I always add more yarn wherever I run out. My method is to loosely tie the ends leaving some tails, knit a few rows then go back to the knot and place it so it's on a purl bump on the WS. Then I tighten it up and weave in the ends and that way it doesn't move. Other ways of adding yarn are the Russian join which has a video on the Tips page, I think and you can do that in the middle of a row too. There's a couple other methods of joining on that page too.
I usually hold the old yarn and the new yarn together and knit a few stitches like that. Then I drop the old yarn and continue with the new. When I go back and look at this later, I can't even tell where the join is. I have to look at the WS to find the tail (which I, of course, weave in at the end of the project).

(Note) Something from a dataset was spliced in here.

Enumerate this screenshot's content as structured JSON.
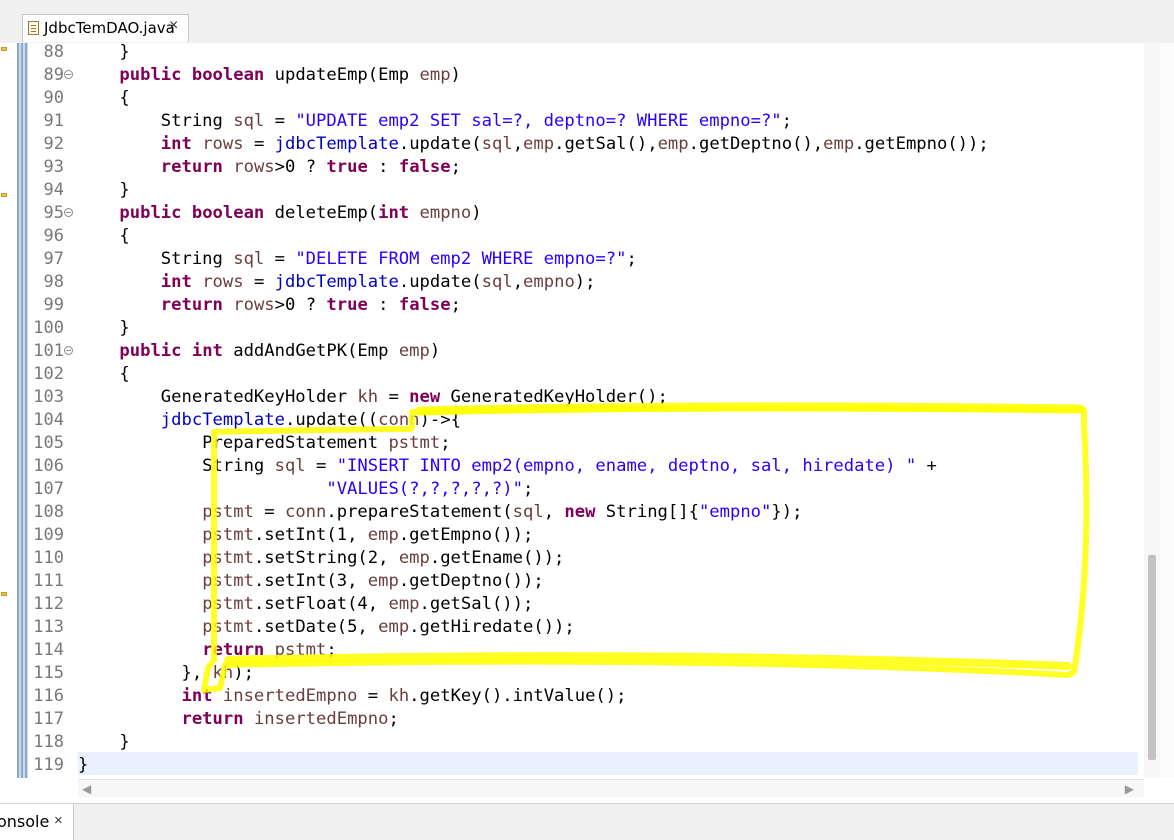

By the way, there's not necessarily a right way or a wrong way to do things in knitting (after all, there are no knitting police). It's personal preference, so if your way works and you like it, then you're good to go. However, if you don't like it, there are several other options--some presented in this thread, and others you can find by doing a general search for "joining new yarn in knitting."
The Following User Says Thank You to Antares For This Useful Post:
I never liked the Russian join or ones like it because they seem to come apart for me. Then I'm stuck with this dinky little end, and how do you fix that? Knitting the old in with the new leaves an unsightly lump for me. I only add new yarn at the beginning of a row. I'll just drop the old and begin knitting with the new. I have to pull that first stitch on the next row to tighten it. I'll do this for one or two rows, then leave it alone. I grab the two ends, loosely tie them together with a knot at the beginning of the row. Then I come back at the end of the project, untie the knots and weave the ends in with a tapestry needle.